About this task ::
Copy every line from the material below that holds "emoji".

Working data ::
────

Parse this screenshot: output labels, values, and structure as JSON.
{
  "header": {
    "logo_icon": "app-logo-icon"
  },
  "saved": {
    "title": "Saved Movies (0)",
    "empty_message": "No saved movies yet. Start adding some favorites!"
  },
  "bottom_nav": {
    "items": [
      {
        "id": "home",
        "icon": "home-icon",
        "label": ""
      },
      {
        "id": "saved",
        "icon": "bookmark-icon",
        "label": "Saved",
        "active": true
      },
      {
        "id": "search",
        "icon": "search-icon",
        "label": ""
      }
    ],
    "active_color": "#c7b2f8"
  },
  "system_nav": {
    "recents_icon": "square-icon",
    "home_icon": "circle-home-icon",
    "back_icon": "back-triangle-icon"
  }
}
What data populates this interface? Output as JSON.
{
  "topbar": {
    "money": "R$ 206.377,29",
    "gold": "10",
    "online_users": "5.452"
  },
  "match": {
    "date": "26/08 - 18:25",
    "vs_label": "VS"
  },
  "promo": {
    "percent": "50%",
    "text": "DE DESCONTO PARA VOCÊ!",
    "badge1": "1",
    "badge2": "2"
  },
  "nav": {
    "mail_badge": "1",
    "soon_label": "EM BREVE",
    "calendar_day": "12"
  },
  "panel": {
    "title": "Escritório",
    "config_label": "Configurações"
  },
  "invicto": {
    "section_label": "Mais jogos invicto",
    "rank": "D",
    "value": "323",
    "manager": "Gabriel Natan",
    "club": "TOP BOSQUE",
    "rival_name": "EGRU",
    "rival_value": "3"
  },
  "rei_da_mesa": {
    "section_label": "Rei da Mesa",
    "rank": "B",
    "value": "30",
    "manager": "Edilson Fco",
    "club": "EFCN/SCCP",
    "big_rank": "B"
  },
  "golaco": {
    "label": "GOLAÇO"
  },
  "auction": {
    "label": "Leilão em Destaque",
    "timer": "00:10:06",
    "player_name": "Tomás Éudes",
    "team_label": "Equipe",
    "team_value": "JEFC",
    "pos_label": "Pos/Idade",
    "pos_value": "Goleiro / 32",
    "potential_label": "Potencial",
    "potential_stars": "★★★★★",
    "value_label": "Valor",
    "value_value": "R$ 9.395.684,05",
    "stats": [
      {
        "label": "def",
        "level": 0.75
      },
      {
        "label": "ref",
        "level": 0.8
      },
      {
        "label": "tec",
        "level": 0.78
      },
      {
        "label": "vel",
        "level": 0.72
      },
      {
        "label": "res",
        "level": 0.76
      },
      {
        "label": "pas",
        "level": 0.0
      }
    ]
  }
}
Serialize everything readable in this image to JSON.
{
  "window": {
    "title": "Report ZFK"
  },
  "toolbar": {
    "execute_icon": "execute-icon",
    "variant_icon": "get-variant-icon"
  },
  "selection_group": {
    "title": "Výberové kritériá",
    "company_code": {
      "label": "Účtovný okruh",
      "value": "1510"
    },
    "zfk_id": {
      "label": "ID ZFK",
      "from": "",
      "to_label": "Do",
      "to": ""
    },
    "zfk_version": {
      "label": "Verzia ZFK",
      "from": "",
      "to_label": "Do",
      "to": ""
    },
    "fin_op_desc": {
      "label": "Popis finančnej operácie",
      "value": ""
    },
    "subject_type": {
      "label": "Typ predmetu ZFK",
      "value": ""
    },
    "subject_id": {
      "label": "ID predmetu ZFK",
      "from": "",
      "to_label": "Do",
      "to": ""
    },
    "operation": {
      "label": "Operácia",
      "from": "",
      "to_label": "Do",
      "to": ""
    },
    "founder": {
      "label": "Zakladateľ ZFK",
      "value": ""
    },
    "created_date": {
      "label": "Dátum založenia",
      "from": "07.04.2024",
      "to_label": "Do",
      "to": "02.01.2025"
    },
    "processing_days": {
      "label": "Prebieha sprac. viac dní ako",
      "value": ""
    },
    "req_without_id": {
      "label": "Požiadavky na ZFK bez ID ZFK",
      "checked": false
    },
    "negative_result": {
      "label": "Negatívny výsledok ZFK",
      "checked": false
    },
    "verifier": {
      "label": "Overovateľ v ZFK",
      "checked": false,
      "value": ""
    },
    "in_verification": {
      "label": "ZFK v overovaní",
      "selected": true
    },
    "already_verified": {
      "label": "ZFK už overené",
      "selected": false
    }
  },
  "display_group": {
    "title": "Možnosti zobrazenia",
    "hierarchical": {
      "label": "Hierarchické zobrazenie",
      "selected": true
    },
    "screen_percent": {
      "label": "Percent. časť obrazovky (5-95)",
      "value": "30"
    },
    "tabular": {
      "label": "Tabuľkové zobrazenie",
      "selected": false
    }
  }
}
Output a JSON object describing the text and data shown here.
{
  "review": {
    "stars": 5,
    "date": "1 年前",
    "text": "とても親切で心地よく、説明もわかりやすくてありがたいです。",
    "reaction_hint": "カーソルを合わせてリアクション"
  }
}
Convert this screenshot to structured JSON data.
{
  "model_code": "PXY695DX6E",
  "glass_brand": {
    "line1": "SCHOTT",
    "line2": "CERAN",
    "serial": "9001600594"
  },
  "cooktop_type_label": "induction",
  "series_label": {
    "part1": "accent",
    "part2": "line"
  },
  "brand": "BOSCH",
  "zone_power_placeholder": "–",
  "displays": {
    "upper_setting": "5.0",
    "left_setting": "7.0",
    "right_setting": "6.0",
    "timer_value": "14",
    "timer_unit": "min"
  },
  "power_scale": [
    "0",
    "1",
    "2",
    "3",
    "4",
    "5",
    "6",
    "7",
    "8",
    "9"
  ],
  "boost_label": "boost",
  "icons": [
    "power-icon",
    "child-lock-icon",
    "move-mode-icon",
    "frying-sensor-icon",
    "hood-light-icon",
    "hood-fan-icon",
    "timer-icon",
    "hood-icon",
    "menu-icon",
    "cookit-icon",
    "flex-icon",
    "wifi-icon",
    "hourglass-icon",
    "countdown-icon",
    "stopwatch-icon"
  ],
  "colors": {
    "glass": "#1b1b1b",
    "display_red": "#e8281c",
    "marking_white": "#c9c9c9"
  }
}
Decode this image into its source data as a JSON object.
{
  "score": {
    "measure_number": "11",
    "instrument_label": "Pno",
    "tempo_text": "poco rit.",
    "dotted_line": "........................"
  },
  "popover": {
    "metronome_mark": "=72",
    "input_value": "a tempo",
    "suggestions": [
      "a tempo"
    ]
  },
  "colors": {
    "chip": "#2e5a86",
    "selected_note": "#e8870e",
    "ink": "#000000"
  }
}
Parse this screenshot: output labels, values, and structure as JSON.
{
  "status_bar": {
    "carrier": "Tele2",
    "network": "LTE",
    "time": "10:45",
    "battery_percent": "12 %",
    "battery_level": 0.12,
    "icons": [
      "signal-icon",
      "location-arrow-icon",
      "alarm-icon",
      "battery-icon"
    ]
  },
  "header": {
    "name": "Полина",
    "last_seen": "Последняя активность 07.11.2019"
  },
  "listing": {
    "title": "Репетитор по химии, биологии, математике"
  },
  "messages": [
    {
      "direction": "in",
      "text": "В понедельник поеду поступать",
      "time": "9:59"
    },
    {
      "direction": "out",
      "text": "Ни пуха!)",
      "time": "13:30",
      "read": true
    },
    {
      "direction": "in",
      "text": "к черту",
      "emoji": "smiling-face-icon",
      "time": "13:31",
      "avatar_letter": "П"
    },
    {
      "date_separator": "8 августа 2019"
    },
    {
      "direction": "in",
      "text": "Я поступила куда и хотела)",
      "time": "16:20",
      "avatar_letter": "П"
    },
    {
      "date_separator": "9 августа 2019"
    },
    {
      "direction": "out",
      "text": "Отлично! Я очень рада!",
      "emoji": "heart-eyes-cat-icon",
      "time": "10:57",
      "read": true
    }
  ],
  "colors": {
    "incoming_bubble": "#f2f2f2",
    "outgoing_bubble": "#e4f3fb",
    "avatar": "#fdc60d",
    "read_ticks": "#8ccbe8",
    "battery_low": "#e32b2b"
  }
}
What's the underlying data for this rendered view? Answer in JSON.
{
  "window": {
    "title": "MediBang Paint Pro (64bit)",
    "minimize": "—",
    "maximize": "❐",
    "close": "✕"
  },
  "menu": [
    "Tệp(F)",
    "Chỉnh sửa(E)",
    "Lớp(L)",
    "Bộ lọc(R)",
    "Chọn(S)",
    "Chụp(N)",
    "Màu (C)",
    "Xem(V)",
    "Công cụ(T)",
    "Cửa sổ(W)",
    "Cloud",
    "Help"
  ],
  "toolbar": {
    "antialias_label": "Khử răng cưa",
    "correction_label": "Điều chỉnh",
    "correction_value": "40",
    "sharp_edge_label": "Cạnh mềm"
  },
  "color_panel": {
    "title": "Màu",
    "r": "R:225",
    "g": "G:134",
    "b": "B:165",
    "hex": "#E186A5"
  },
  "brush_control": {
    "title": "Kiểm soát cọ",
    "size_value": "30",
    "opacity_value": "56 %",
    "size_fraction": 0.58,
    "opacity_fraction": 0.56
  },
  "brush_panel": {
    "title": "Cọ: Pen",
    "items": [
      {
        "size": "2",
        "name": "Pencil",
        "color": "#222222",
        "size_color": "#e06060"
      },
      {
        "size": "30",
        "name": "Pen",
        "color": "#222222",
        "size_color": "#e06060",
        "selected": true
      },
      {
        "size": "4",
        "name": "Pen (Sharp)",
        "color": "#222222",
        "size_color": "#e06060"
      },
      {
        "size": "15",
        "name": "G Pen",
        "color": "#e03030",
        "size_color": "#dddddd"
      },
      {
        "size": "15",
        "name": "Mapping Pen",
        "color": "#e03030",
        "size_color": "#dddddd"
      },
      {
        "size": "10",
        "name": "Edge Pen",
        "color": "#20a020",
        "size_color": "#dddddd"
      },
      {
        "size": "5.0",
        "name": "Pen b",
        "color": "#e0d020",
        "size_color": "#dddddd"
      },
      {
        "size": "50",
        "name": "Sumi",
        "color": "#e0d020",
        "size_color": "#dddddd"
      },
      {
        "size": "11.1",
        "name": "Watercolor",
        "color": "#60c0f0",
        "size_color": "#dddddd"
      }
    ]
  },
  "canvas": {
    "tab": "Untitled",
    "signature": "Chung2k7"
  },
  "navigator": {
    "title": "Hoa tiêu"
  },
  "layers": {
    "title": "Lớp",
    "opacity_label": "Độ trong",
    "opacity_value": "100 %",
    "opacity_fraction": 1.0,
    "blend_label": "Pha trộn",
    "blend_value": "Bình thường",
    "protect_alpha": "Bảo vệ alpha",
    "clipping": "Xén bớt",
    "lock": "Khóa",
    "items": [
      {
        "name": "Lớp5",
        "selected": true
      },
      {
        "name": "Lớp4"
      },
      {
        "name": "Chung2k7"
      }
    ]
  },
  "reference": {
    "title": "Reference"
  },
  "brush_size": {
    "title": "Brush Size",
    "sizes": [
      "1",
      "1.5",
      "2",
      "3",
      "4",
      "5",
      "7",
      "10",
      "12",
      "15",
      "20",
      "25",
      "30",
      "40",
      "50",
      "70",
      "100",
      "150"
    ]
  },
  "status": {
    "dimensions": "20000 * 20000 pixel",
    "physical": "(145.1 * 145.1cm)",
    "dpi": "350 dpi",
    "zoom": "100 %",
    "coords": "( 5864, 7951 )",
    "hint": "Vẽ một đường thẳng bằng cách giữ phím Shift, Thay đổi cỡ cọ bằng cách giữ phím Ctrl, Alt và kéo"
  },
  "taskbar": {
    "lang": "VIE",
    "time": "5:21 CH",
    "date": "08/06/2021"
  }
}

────

Output of the task ::
      "emoji": "smiling-face-icon",
      "emoji": "heart-eyes-cat-icon",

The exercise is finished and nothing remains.